=== To do ===
I'd ask you to write out the lines below exactly, with no images.

=== Input data ===

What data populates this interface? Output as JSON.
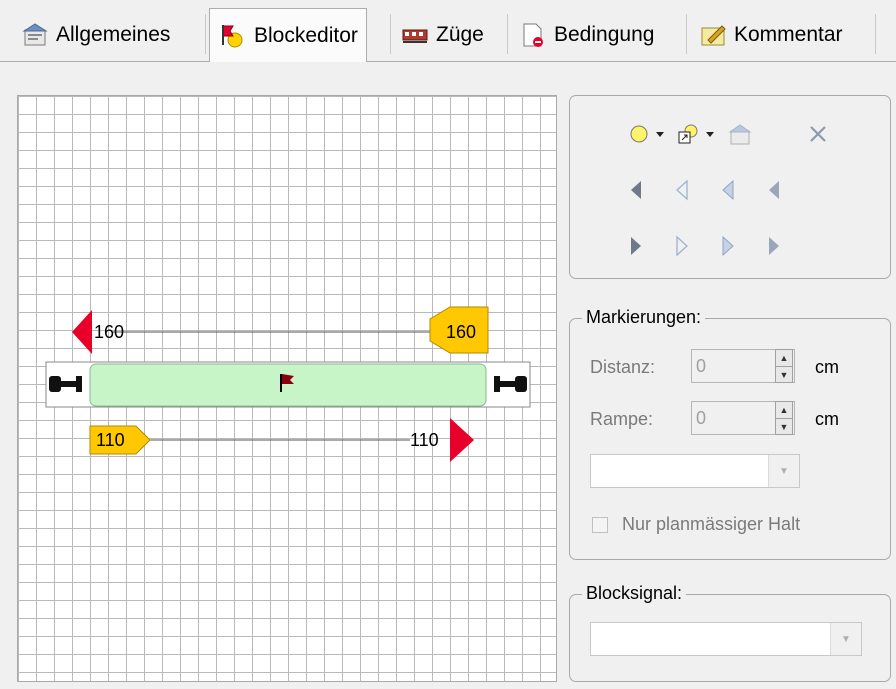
{
  "tabs": [
    {
      "label": "Allgemeines",
      "icon": "properties-icon"
    },
    {
      "label": "Blockeditor",
      "icon": "signal-flag-icon"
    },
    {
      "label": "Züge",
      "icon": "train-icon"
    },
    {
      "label": "Bedingung",
      "icon": "condition-icon"
    },
    {
      "label": "Kommentar",
      "icon": "comment-icon"
    }
  ],
  "canvas": {
    "marker_top_left": "160",
    "marker_top_right": "160",
    "marker_bottom_left": "110",
    "marker_bottom_right": "110"
  },
  "markierungen": {
    "legend": "Markierungen:",
    "distanz_label": "Distanz:",
    "distanz_value": "0",
    "distanz_unit": "cm",
    "rampe_label": "Rampe:",
    "rampe_value": "0",
    "rampe_unit": "cm",
    "checkbox_label": "Nur planmässiger Halt"
  },
  "blocksignal": {
    "legend": "Blocksignal:"
  },
  "colors": {
    "block_fill": "#c8f5c8",
    "marker_red": "#e8002a",
    "marker_yellow": "#ffc800"
  }
}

=== Reply to the exercise ===
What data populates this interface? Output as JSON.
{
  "tabs": [
    {
      "label": "Allgemeines",
      "icon": "properties-icon"
    },
    {
      "label": "Blockeditor",
      "icon": "signal-flag-icon"
    },
    {
      "label": "Züge",
      "icon": "train-icon"
    },
    {
      "label": "Bedingung",
      "icon": "condition-icon"
    },
    {
      "label": "Kommentar",
      "icon": "comment-icon"
    }
  ],
  "canvas": {
    "marker_top_left": "160",
    "marker_top_right": "160",
    "marker_bottom_left": "110",
    "marker_bottom_right": "110"
  },
  "markierungen": {
    "legend": "Markierungen:",
    "distanz_label": "Distanz:",
    "distanz_value": "0",
    "distanz_unit": "cm",
    "rampe_label": "Rampe:",
    "rampe_value": "0",
    "rampe_unit": "cm",
    "checkbox_label": "Nur planmässiger Halt"
  },
  "blocksignal": {
    "legend": "Blocksignal:"
  },
  "colors": {
    "block_fill": "#c8f5c8",
    "marker_red": "#e8002a",
    "marker_yellow": "#ffc800"
  }
}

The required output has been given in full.